Renseignements en Français

Where an official translation is not available, Google™ Translate can be used. Google™ Translate is a free online language translation service that can translate text and web pages into different languages. Translations are made available to increase access to Government of Saskatchewan content for populations whose first language is not English.

The results of software-based translation do not approach the fluency of a native speaker or possess the skill of a professional translator. The translation should not be considered exact, and may include incorrect or offensive language Government of Saskatchewan does not warrant the accuracy, reliability or timeliness of any information translated by this system. Some files or items cannot be translated, including graphs, photos, and other file formats such as portable document formats (PDFs).

Any person or entities that rely on information obtained from the system does so at his or her own risk. Government of Saskatchewan is not responsible for any damage or issues that may possibly result from using translated website content. If you have any questions about Google™ Translate, please visit: Google™ Translate FAQs.

Canola: Not the Only Clubroot Host

By Kaeley Kindrachuk, AAg., Crops Extension Specialist, Outlook

September 2018

When thinking about proactively managing clubroot, crop rotation is the most effective tool available. Having at least a three-year rotation between susceptible crops will help decrease the clubroot spore levels in that field. Susceptible crops also include mustard and camelina as well as some vegetable crops. Along with crop rotation, it is also important to remember that weed control is necessary as clubroot is caused by the pathogen, Plasmodiophora brassicae, and can also infect cruciferous weeds. Below is a list of some of the common susceptible weeds found in Saskatchewan as well as the main vegetable crops.


Vegetable Crops

  • Volunteer Canola
  • Shepherd’s Purse
  • Flixweed
  • Stinkweed
  • Mustard: volunteer, wild, ball, dog
  • Common Pepper-Grass
  • Wood Whitlow-Grass
  • Wild Radish

  • Arugula
  • Broccoli
  • Brussel Sprouts
  • Cabbage
  • Cauliflower
  • Kale
  • Rutabaga
  • Turnip

Cnotrolling weeds and volunteer crops
Controlling weeds and volunteer crops is important to minimize the
risk and spread of disease in your field.

If left uncontrolled, clubroot spore levels can continue to increase in the plant cells of susceptible crops and weeds. It is important to know what weeds are present in the field as well as their location and severity so they can be monitored each year. Producers and agronomists are encouraged to pull plants and look at the roots of susceptible plants while scouting their fields; this is important even in years when canola or mustard is not planted.

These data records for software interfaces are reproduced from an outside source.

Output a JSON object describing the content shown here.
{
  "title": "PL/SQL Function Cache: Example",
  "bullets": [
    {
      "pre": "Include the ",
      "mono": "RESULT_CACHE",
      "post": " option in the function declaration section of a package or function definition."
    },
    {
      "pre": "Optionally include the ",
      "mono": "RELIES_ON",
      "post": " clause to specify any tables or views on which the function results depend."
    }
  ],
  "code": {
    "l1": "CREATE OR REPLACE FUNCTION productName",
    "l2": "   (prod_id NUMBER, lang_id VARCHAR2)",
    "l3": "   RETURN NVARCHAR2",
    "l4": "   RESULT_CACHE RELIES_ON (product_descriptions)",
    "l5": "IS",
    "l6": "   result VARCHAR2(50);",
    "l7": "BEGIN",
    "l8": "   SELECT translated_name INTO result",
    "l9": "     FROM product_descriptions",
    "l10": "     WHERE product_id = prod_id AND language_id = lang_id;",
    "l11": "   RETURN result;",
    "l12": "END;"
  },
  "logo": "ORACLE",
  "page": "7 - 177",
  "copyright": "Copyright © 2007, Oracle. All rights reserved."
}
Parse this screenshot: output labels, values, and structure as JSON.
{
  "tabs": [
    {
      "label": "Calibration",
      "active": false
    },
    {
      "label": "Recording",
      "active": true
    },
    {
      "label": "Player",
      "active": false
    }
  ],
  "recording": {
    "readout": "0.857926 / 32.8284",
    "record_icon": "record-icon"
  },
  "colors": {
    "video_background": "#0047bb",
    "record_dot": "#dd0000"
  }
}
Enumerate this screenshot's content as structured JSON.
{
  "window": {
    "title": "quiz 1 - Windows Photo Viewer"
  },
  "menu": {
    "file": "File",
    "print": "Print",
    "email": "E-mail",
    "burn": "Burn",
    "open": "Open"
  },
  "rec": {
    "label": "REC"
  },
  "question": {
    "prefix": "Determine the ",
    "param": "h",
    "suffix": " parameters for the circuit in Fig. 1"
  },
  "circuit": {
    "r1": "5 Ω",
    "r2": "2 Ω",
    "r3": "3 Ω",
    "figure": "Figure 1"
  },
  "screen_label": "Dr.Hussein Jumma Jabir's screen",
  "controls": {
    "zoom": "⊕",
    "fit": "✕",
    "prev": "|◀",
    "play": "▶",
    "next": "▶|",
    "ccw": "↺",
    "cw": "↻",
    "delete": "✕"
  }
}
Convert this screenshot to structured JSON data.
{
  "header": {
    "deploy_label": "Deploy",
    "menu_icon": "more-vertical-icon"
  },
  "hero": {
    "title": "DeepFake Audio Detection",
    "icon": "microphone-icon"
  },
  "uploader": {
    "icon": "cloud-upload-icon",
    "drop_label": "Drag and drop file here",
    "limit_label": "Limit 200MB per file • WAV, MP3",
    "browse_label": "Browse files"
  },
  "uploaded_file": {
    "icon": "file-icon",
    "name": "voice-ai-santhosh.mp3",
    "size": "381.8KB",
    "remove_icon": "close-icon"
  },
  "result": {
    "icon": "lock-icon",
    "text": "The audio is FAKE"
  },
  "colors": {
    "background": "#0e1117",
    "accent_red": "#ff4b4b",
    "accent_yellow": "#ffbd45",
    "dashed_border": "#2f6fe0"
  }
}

For more information, contact your nearest Crops Extension Specialist.

We need your feedback to improve Help us improve